By Will Munford
Me and Matt were once miniatures in this playground. Now we're giants. It’s not
changed much, the bark still pinches, the three structures still stand – made of red corrugated
iron roofs, wood, ramps, ladders, steps and slides. When we would play, every day it
transformed: ruins of a city, a spacecraft, a castle, a house, a ship. Now it’s just a playground.
“We used to sail across the seven seas on this”
“What?” Matt looks up and finishes a cig roll. He doesn’t usually smoke, and it looks like a
bent palm tree. We know we are alone, but we both look around to see if a teacher is here.
“We used to sail this; I think we called our ship the Sarah-Jade. We would argue over who was
the captain and who was the first mate”
“Don’t remember” Matt coughs.
I crack a beer and hand the six pack over. He declines.
There is not much sound around our old school–three classrooms line together with a small
library and office-come-staffroom tagged on. The fields, the buildings and playground are all
boxed in by rows of macrocarpa, flax bushes and a patch of feijoa trees. It’s a rural school but
to me it still feels like the centre of the world.
“I remember Miss Robbie” Matt Says.
“Yeah, she didn’t like you. She smashed that window once to try and get your attention”
“Yeah, she cut her finger.”
We remember the cut and we remember the scar that grew on Miss Robbie’s finger. Curved
like a smile; you could see it when she pointed right at you and yelled. The whole two years
she taught at the school, she got closer and closer. One day I thought she would pop one of our
eyes right out with one of those long red nails.
“You know, there is still time, you could run away, hop on White mask and ride off into the
sunset” I say.
“Mate, White Mask is dead, and she was a cow anyway”
“Well, if you change your mind, Kakaw and I’ll either break you out tonight or crash the
“I’ll be fine. It feels right”
He was engaged that long to her that I really thought it wouldn’t happen. Thought we would
have time for one last adventure, but It had been a year since I last saw him.
“Sure you don’t want one of these?”
I crack another can.
“Nah, mate. It’s getting dark. I’ll head back. I’ll see you tomorrow.”
“All good. Remember, kakaw if you need me”
Matt leaves. I sit still on the ramp with my hands on the wood; close my eyes and breath deep.

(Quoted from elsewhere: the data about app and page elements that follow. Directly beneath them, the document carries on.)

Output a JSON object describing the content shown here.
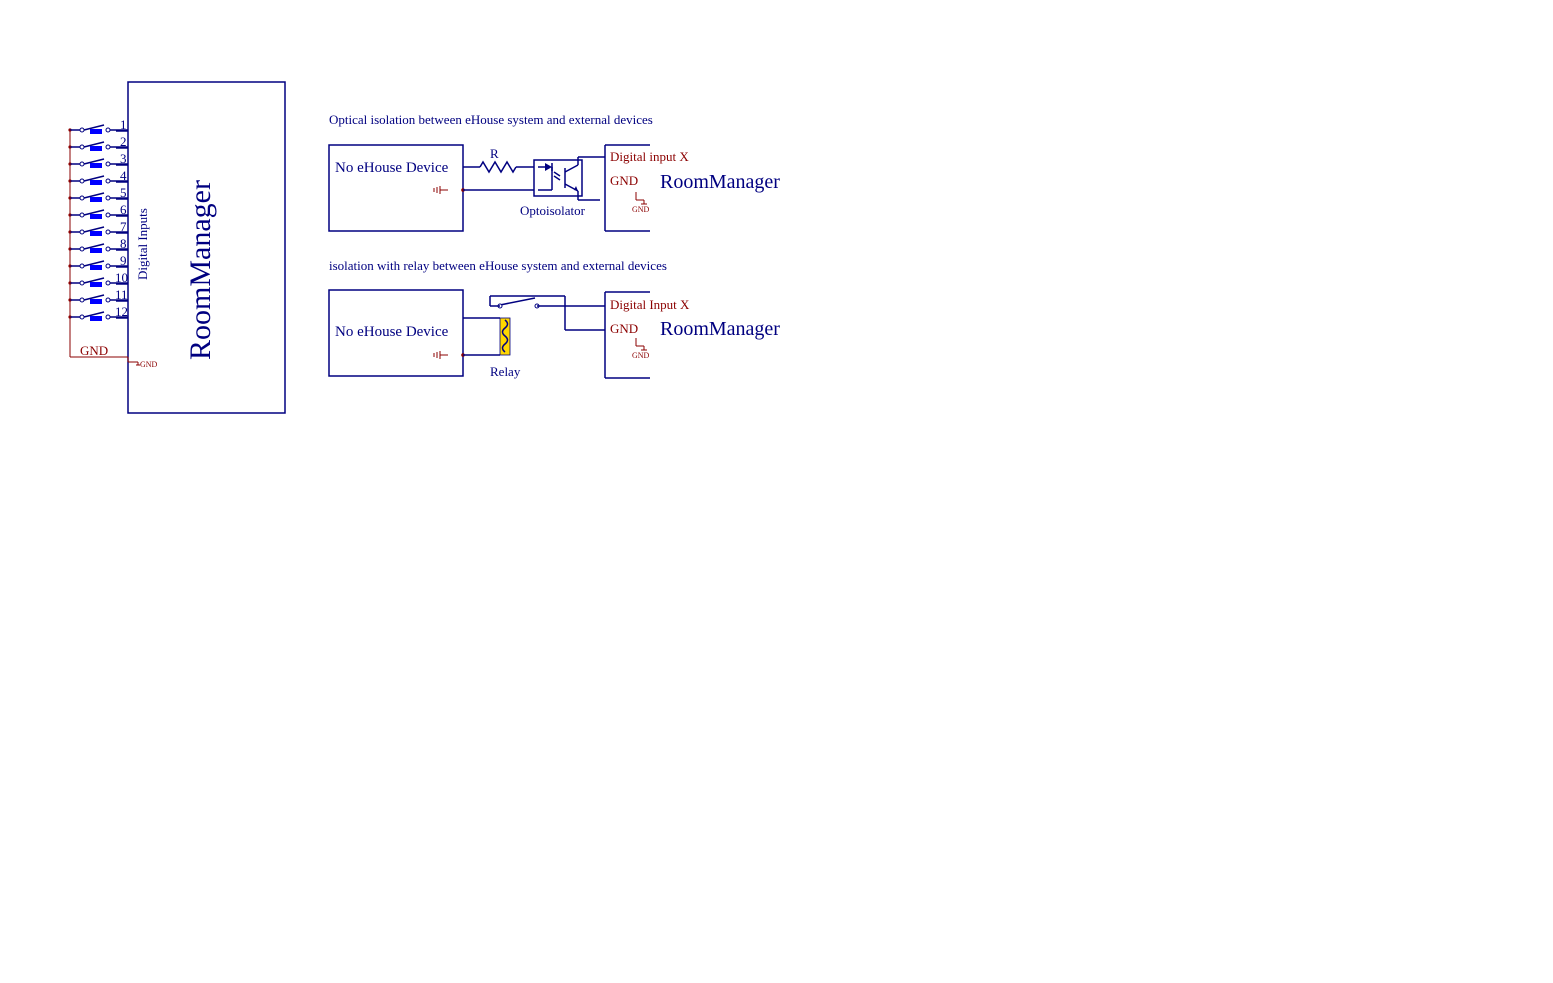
{
  "main": {
    "title": "RoomManager",
    "inputs_label": "Digital Inputs",
    "pin_count": 12,
    "gnd_label": "GND",
    "gnd_small": "GND"
  },
  "opto": {
    "caption": "Optical isolation between eHouse system and external devices",
    "device_label": "No eHouse Device",
    "resistor_label": "R",
    "component_label": "Optoisolator",
    "pin_label": "Digital input X",
    "gnd_label": "GND",
    "gnd_small": "GND",
    "title": "RoomManager"
  },
  "relay": {
    "caption": "isolation with relay between eHouse system and external devices",
    "device_label": "No eHouse Device",
    "component_label": "Relay",
    "pin_label": "Digital Input X",
    "gnd_label": "GND",
    "gnd_small": "GND",
    "title": "RoomManager"
  }
}
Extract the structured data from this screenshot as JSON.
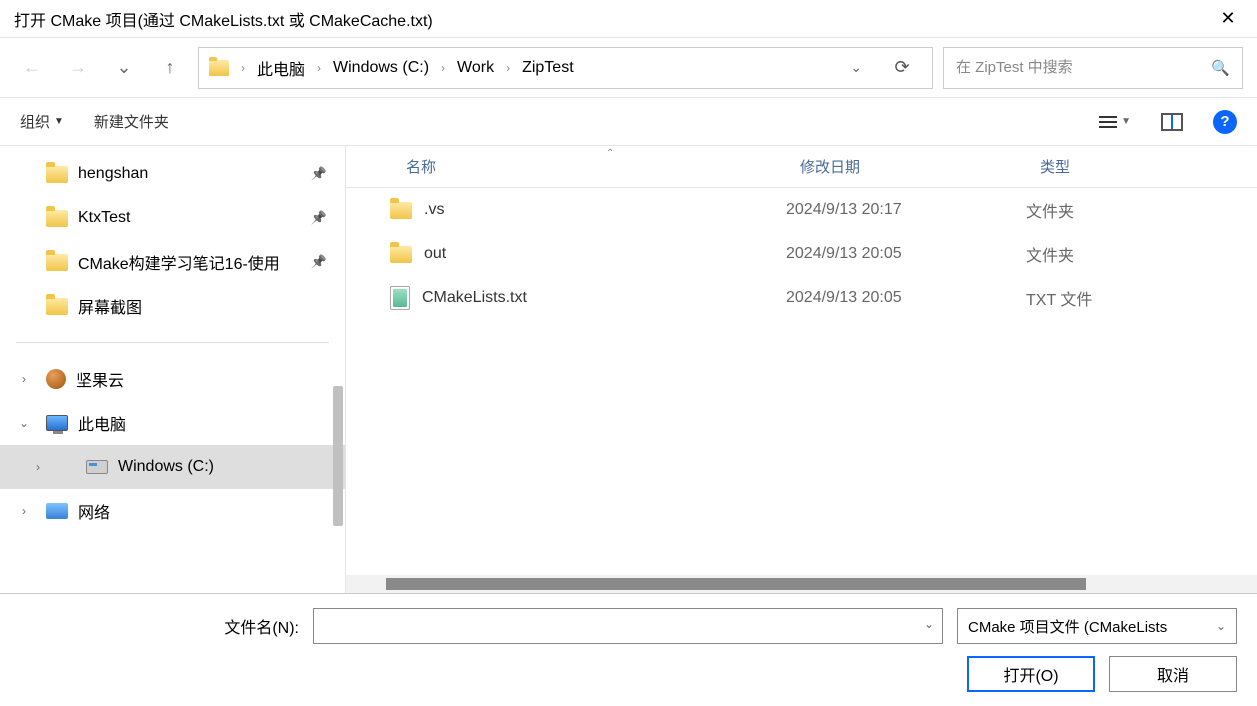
{
  "title": "打开 CMake 项目(通过 CMakeLists.txt 或 CMakeCache.txt)",
  "breadcrumb": [
    "此电脑",
    "Windows (C:)",
    "Work",
    "ZipTest"
  ],
  "search_placeholder": "在 ZipTest 中搜索",
  "toolbar": {
    "organize": "组织",
    "newfolder": "新建文件夹"
  },
  "sidebar": {
    "pinned": [
      {
        "label": "hengshan"
      },
      {
        "label": "KtxTest"
      },
      {
        "label": "CMake构建学习笔记16-使用"
      },
      {
        "label": "屏幕截图"
      }
    ],
    "tree": [
      {
        "label": "坚果云",
        "icon": "nut",
        "expand": "right"
      },
      {
        "label": "此电脑",
        "icon": "pc",
        "expand": "down"
      },
      {
        "label": "Windows (C:)",
        "icon": "drive",
        "expand": "right",
        "indent": 2,
        "selected": true
      },
      {
        "label": "网络",
        "icon": "net",
        "expand": "right"
      }
    ]
  },
  "columns": {
    "name": "名称",
    "date": "修改日期",
    "type": "类型"
  },
  "files": [
    {
      "name": ".vs",
      "date": "2024/9/13 20:17",
      "type": "文件夹",
      "icon": "folder"
    },
    {
      "name": "out",
      "date": "2024/9/13 20:05",
      "type": "文件夹",
      "icon": "folder"
    },
    {
      "name": "CMakeLists.txt",
      "date": "2024/9/13 20:05",
      "type": "TXT 文件",
      "icon": "txt"
    }
  ],
  "footer": {
    "filename_label": "文件名(N):",
    "filename_value": "",
    "filter": "CMake 项目文件  (CMakeLists",
    "open": "打开(O)",
    "cancel": "取消"
  }
}
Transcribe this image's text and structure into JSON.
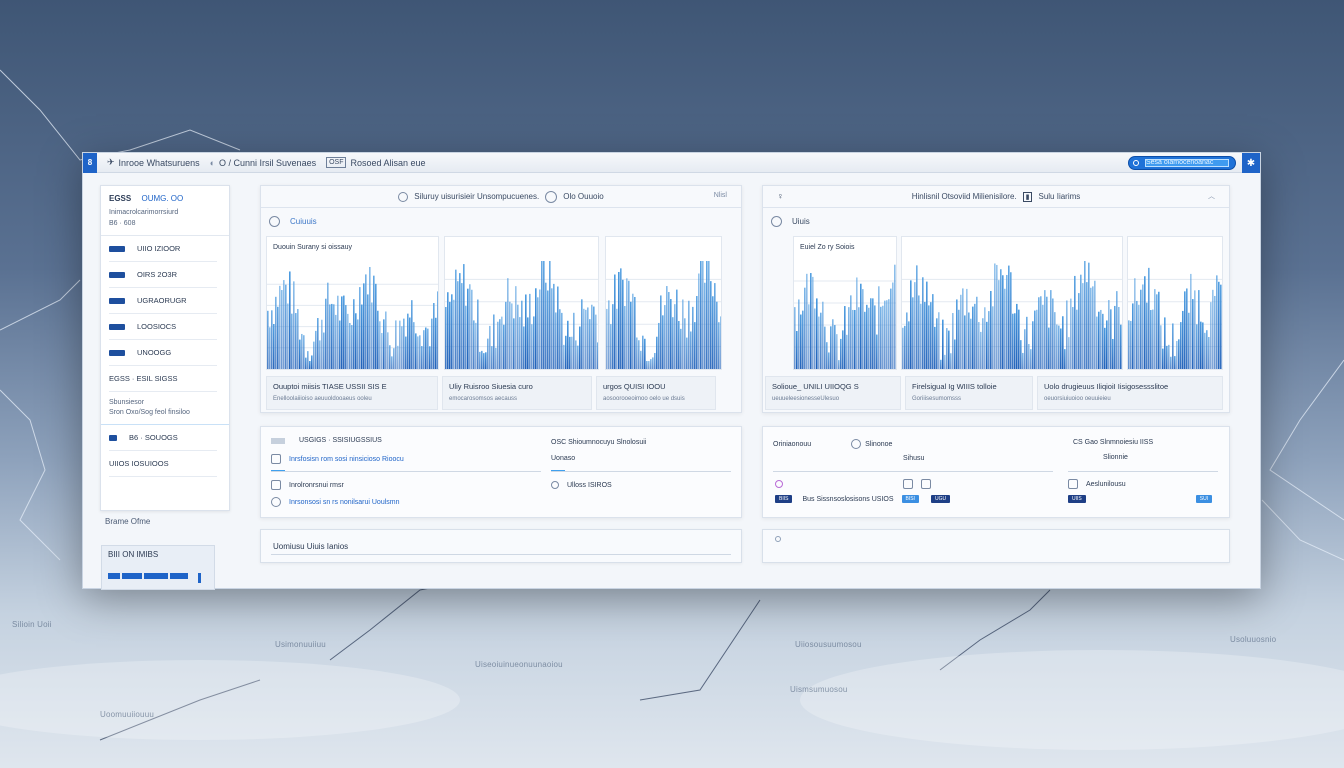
{
  "window": {
    "title_segments": [
      "Inrooe Whatsuruens",
      "O / Cunni Irsil Suvenaes",
      "Rosoed Alisan eue"
    ],
    "title_box": "OSF",
    "search_value": "Sesa olamocenoanac",
    "logo": "8",
    "close": "✱"
  },
  "sidebar": {
    "header_a": "EGSS",
    "header_b": "OUMG. OO",
    "sub_lines": [
      "Inimacrolcarimorrsiurd",
      "B6 · 608"
    ],
    "items": [
      {
        "label": "UIIO IZIOOR"
      },
      {
        "label": "OIRS 2O3R"
      },
      {
        "label": "UGRAORUGR"
      },
      {
        "label": "LOOSIOCS"
      },
      {
        "label": "UNOOGG"
      },
      {
        "label": "EGSS · ESIL SIGSS"
      }
    ],
    "note_lines": [
      "Sbunsiesor",
      "Sron Oxo/Sog feol finsiloo"
    ],
    "extra_items": [
      {
        "label": "B6 · SOUOGS"
      },
      {
        "label": "UIIOS IOSUIOOS"
      }
    ],
    "bottom_label": "Brame Ofme",
    "mini_title": "BIII ON IMIBS"
  },
  "panel_left": {
    "head_text": "Siluruy uisurisieir Unsompucuenes.",
    "head_aux": "Olo Ouuoio",
    "head_right": "Nlisl",
    "sub_label": "Cuiuuis",
    "chart_title": "Duouin Surany si oissauy",
    "legends": [
      {
        "l1": "Ouuptoi miisis  TIASE USSII SIS E",
        "l2": "Enelloolaiiioiso aeuuoldooaeus  ooleu"
      },
      {
        "l1": "Uliy  Ruisroo  Siuesia curo",
        "l2": "emocarosomsos aecauss"
      },
      {
        "l1": "urgos  QUISI IOOU",
        "l2": "aosoorooeoimoo oelo ue dsuis"
      }
    ]
  },
  "panel_right": {
    "head_text": "Hinlisnil Otsoviid Milienisilore.",
    "head_aux": "Sulu  Iiarims",
    "head_left": "♀",
    "sub_label": "Uiuis",
    "chart_title": "Euiel Zo ry Soiois",
    "legends": [
      {
        "l1": "Solioue_ UNILI UIIOQG S",
        "l2": "ueuueleesionesseUlesuo"
      },
      {
        "l1": "Firelsigual Ig  WIIIS tolloie",
        "l2": "Goriiisesumomsss"
      },
      {
        "l1": "Uolo  drugieuus  IliqioiI  Iisigosessslitoe",
        "l2": "oeuorsiuiuoioo oeuuieieu"
      }
    ]
  },
  "lower_left": {
    "top_left": "USGIGS  ·  SSISIUGSSIUS",
    "rows": [
      {
        "text": "Inrsfosisn rom sosi ninsicioso Rioocu"
      },
      {
        "text": "Inrolronrsnui rmsr"
      },
      {
        "text": "Inrsonsosi sn rs nonilsarui Uoulsmn"
      }
    ],
    "right_title": "OSC  Shioumnocuyu  Slnolosuii",
    "right_sub": "Uonaso",
    "right_row": "Ulloss  ISIROS"
  },
  "lower_right": {
    "top_left": "Oriniaonouu",
    "top_mid": "Slinonoe",
    "mid_label": "Sihusu",
    "row_text": "Bus  Sissnsoslosisons  USIOS",
    "right_title": "CS Gao  Slnmnoiesiu  IISS",
    "right_sub": "Slionnie",
    "right_mid": "Aeslunilousu",
    "tags": [
      "BIIS",
      "BISI",
      "UGU",
      "UIIS",
      "SUI"
    ]
  },
  "bottom_left_label": "Uomiusu Uiuis Ianios",
  "colors": {
    "accent": "#1f64c8",
    "chart_fill": "#4a9be0",
    "chart_fill_dark": "#1f5fb8",
    "window_bg": "#f3f6fa"
  }
}
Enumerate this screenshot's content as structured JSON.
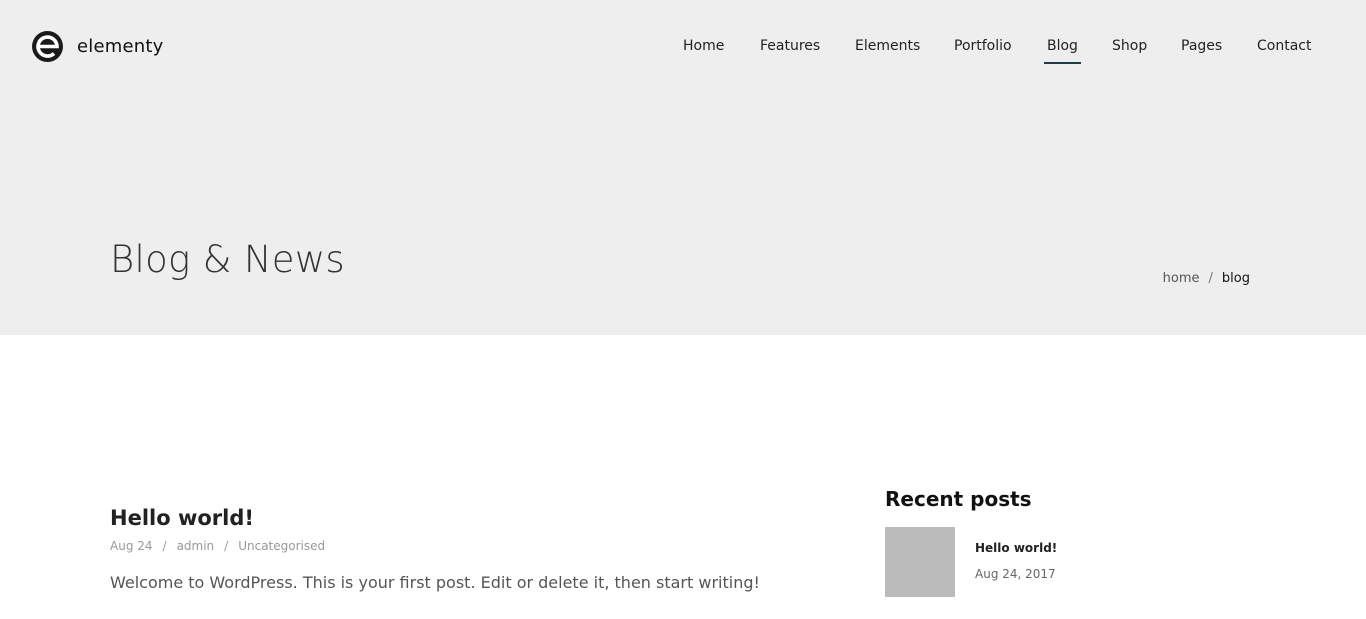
{
  "brand": {
    "name": "elementy",
    "logo_icon": "e-logo-icon"
  },
  "nav": {
    "items": [
      {
        "label": "Home"
      },
      {
        "label": "Features"
      },
      {
        "label": "Elements"
      },
      {
        "label": "Portfolio"
      },
      {
        "label": "Blog",
        "active": true
      },
      {
        "label": "Shop"
      },
      {
        "label": "Pages"
      },
      {
        "label": "Contact"
      }
    ]
  },
  "hero": {
    "title": "Blog & News",
    "breadcrumb": {
      "home": "home",
      "separator": "/",
      "current": "blog"
    }
  },
  "post": {
    "title": "Hello world!",
    "date": "Aug 24",
    "author": "admin",
    "category": "Uncategorised",
    "meta_separator": "/",
    "excerpt": "Welcome to WordPress. This is your first post. Edit or delete it, then start writing!"
  },
  "sidebar": {
    "recent_posts_title": "Recent posts",
    "recent_posts": [
      {
        "title": "Hello world!",
        "date": "Aug 24, 2017"
      }
    ]
  },
  "colors": {
    "hero_bg": "#eeeeee",
    "accent": "#1f3d44",
    "thumb_placeholder": "#bbbbbb"
  }
}
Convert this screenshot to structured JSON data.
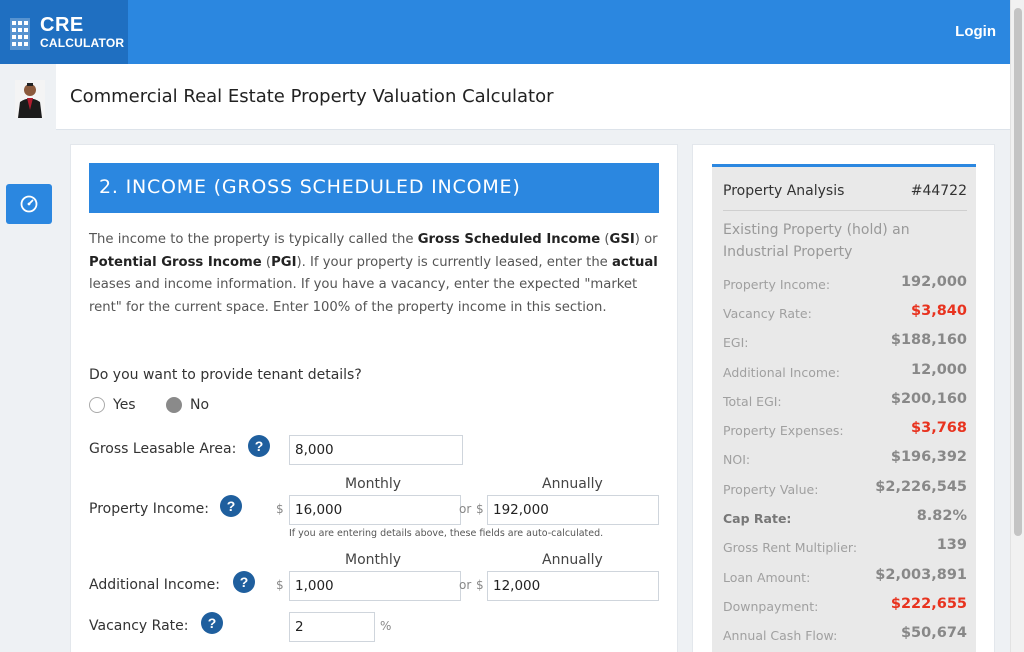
{
  "brand": {
    "line1": "CRE",
    "line2": "CALCULATOR"
  },
  "nav": {
    "login": "Login"
  },
  "page": {
    "title": "Commercial Real Estate Property Valuation Calculator"
  },
  "section": {
    "title": "2. INCOME (GROSS SCHEDULED INCOME)",
    "intro": {
      "p1": "The income to the property is typically called the ",
      "b1": "Gross Scheduled Income",
      "p2": " (",
      "b2": "GSI",
      "p3": ") or ",
      "b3": "Potential Gross Income",
      "p4": " (",
      "b4": "PGI",
      "p5": "). If your property is currently leased, enter the ",
      "b5": "actual",
      "p6": " leases and income information. If you have a vacancy, enter the expected \"market rent\" for the current space. Enter 100% of the property income in this section."
    }
  },
  "tenant": {
    "question": "Do you want to provide tenant details?",
    "yes": "Yes",
    "no": "No",
    "selected": "No"
  },
  "form": {
    "gla": {
      "label": "Gross Leasable Area:",
      "value": "8,000"
    },
    "monthly_header": "Monthly",
    "annually_header": "Annually",
    "currency": "$",
    "or": "or",
    "property_income": {
      "label": "Property Income:",
      "monthly": "16,000",
      "annually": "192,000"
    },
    "note": "If you are entering details above, these fields are auto-calculated.",
    "additional_income": {
      "label": "Additional Income:",
      "monthly": "1,000",
      "annually": "12,000"
    },
    "vacancy": {
      "label": "Vacancy Rate:",
      "value": "2",
      "unit": "%"
    }
  },
  "analysis": {
    "title": "Property Analysis",
    "id": "#44722",
    "description": "Existing Property (hold) an Industrial Property",
    "rows": [
      {
        "label": "Property Income:",
        "value": "192,000"
      },
      {
        "label": "Vacancy Rate:",
        "value": "$3,840"
      },
      {
        "label": "EGI:",
        "value": "$188,160"
      },
      {
        "label": "Additional Income:",
        "value": "12,000"
      },
      {
        "label": "Total EGI:",
        "value": "$200,160"
      },
      {
        "label": "Property Expenses:",
        "value": "$3,768"
      },
      {
        "label": "NOI:",
        "value": "$196,392"
      },
      {
        "label": "Property Value:",
        "value": "$2,226,545"
      },
      {
        "label": "Cap Rate:",
        "value": "8.82%"
      },
      {
        "label": "Gross Rent Multiplier:",
        "value": "139"
      },
      {
        "label": "Loan Amount:",
        "value": "$2,003,891"
      },
      {
        "label": "Downpayment:",
        "value": "$222,655"
      },
      {
        "label": "Annual Cash Flow:",
        "value": "$50,674"
      }
    ]
  },
  "colors": {
    "primary": "#2b87e0",
    "dark_primary": "#1f6fc1",
    "help": "#1f5f9e",
    "negative": "#e8331f"
  },
  "icons": [
    "building-logo-icon",
    "speedometer-icon",
    "help-icon"
  ]
}
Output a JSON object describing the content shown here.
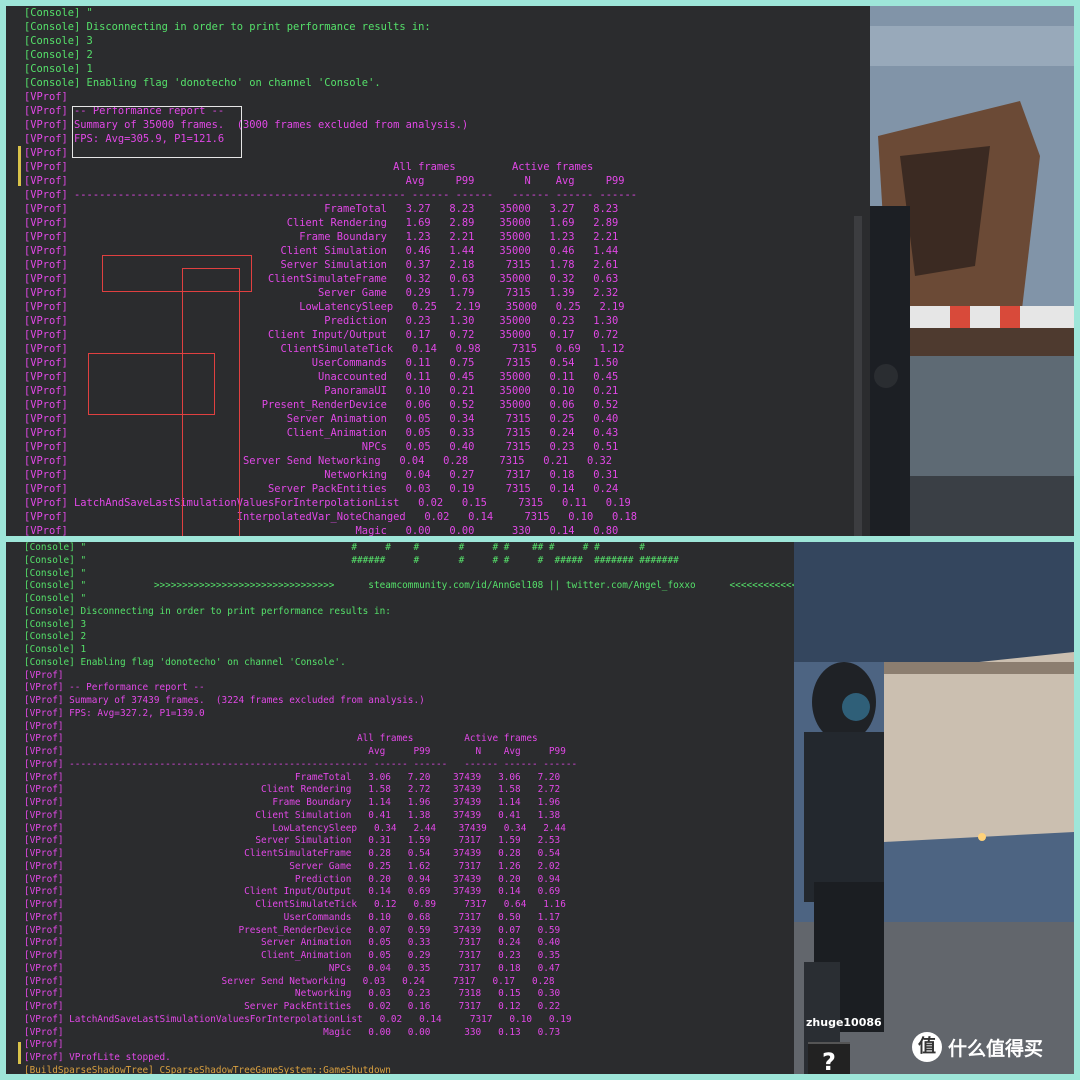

In and out. In and out. From my spot everything stretches out. I don’t need to open my eyes to
see. Next to the school is the road, and the road stretches grey-black down into the valley and
in the middle of valley is a great river that divides every thing down the middle and all around
the green hills remain massive; it all remains mine; mine forever.
Will Munford studies at Massey University in Auckland but was born in the Manawatū, grew up in the Pohangina Valley.